Lack of hybrid project market model

The variable output of renewable generation technologies means that their ability to enable Class A customers to reduce their demand during the Five Critical Peaks (and resulting GA fees) is too uncertain to support investments in renewable generation without complementary battery storage (assuming GA fees avoidance is the primary financial motivation). However, even if the proposed amendments permit battery storage as the consultation webpage suggests, current IESO market models have not been optimized to dispatch hybrid facilities.

For hybrid facilities — involving both generation and storage (which can have numerous different configuration and technology options) — to optimally participate in the Ontario electricity market, the IESO plans to implement enhanced models for hybrid facilities following the completion of its Market Renewal Program (circa 2026). Until such changes to the Ontario market are implemented, the ability of the proposed amendments to foster utility-scale corporate PPAs for hybrid projects may remain elusive.

Renewable generation siting and permitting

Assuming revenue streams for new clean generation contracted under corporate PPAs enabled by the proposed amendments can be made sufficiently certain to satisfy investors, project developers will still need to be comfortable with their ability to comply with land-use restrictions under the Planning Act (Ontario) (the legislative override of which for renewable energy projects was repealed in 2018) as well as the environmental permitting requirements of O. Reg. 359/09 Renewable Energy Approvals (the REA Regulation), which have been largely unused for utility-scale renewables developments in Ontario since the Green Energy Repeal Act, 2018 (Ontario).

Notably, the REA Regulation now requires any renewable energy project seeking a renewable energy approval to demonstrate the “need” for the electricity it would be delivering.
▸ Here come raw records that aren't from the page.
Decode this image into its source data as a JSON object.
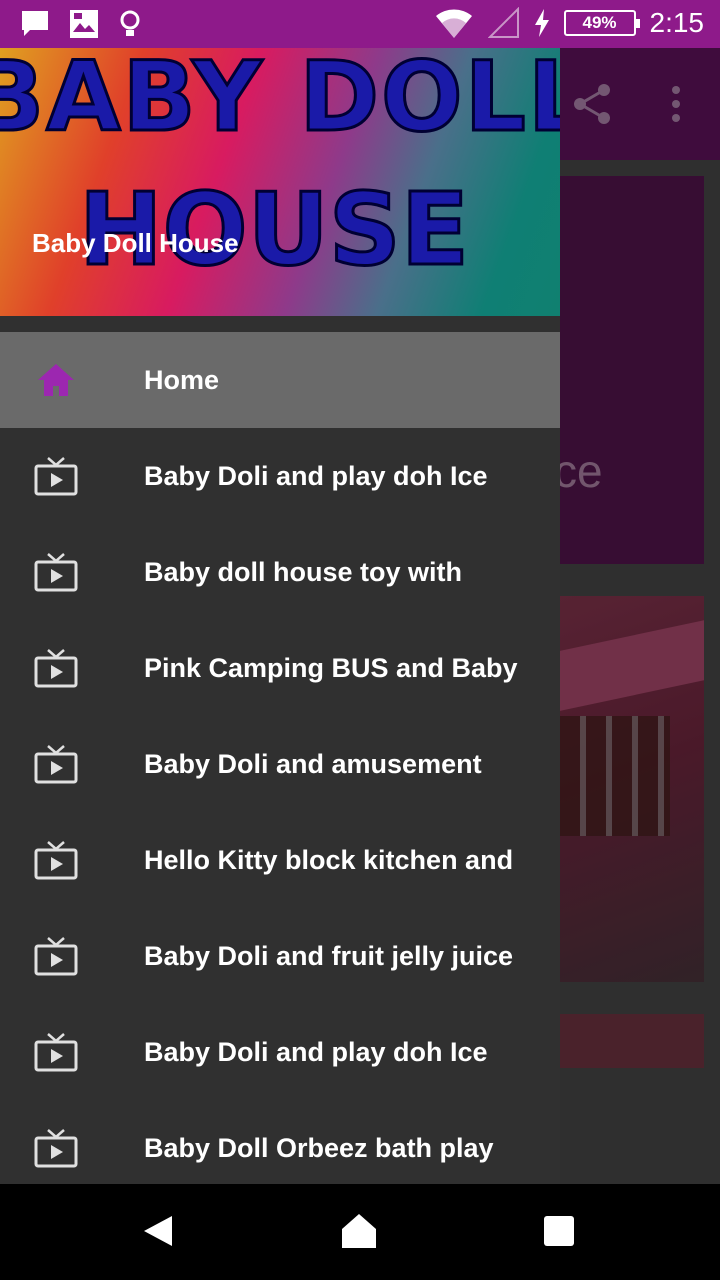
{
  "status_bar": {
    "time": "2:15",
    "battery": "49%",
    "icons": [
      "chat-icon",
      "photo-icon",
      "lightbulb-icon",
      "wifi-icon",
      "signal-icon",
      "charging-icon"
    ]
  },
  "background_app": {
    "card_text": "ce"
  },
  "drawer": {
    "header_title": "Baby Doll House",
    "logo_line1": "BABY DOLL",
    "logo_line2": "HOUSE",
    "items": [
      {
        "label": "Home",
        "icon": "home-icon",
        "selected": true
      },
      {
        "label": "Baby Doli and play doh Ice",
        "icon": "tv-icon"
      },
      {
        "label": "Baby doll house toy with",
        "icon": "tv-icon"
      },
      {
        "label": "Pink Camping BUS and Baby",
        "icon": "tv-icon"
      },
      {
        "label": "Baby Doli and amusement",
        "icon": "tv-icon"
      },
      {
        "label": "Hello Kitty block kitchen and",
        "icon": "tv-icon"
      },
      {
        "label": "Baby Doli and fruit jelly juice",
        "icon": "tv-icon"
      },
      {
        "label": "Baby Doli and play doh Ice",
        "icon": "tv-icon"
      },
      {
        "label": "Baby Doll Orbeez bath play",
        "icon": "tv-icon"
      }
    ]
  },
  "colors": {
    "status_bar": "#8e1a8a",
    "drawer_bg": "#303030",
    "selected_bg": "#6a6a6a",
    "accent": "#9c27b0"
  }
}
Although Ontario is now procuring new electricity resources for a general forecasted need for energy and capacity resources in the coming years, the question of how “need” for delivered electricity in the context of corporate PPAs financed by savings of GA fees will be perceived or determined remains a significant unknown.

Uncertainty regarding availability of benefit stacking

Although the opening of opportunities for corporate PPAs based on the proposed amendments is a welcome development in the Ontario energy transition sector, this opportunity must be analyzed in the context of the myriad of other support mechanisms for clean generation resources that are being developed and implemented at both the federal and provincial levels of government.

To enhance viability of such projects, developers may wish to contract for or pursue additional value streams from their facilities with the IESO (e.g., via capacity auctions or resource adequacy procurements) or to obtain benefits and financing through other government agencies and programs. The extent to which projects subject to corporate PPAs operating under the proposed amendments could be restricted from accessing such other value streams will be a material focus for stakeholders (and their financiers) in these projects.

Conclusion

If adopted, the proposed amendments to the GA Regulation will take effect May 1, 2024 (which aligns with the start of a base period) and enable Class A customers to reduce their GA fees beginning at the start of the adjustment period beginning on July 1, 2025.

Although the proposal to enable corporate PPAs is a welcome development for Ontario, significant further details are needed to assess its potential. We strongly encourage our clients and other interested stakeholders to submit comments on the proposal to the Ontario government to help ensure that the various structural challenges (such as those discussed above) can be addressed in a manner that will support investment certainty and reasonably balance the benefits and costs of these arrangements among project developers, Class A customers and other Ontario ratepayers more broadly.

The consultation regarding the proposed amendments to the GA Regulation will remain open for comments until December 17, 2023.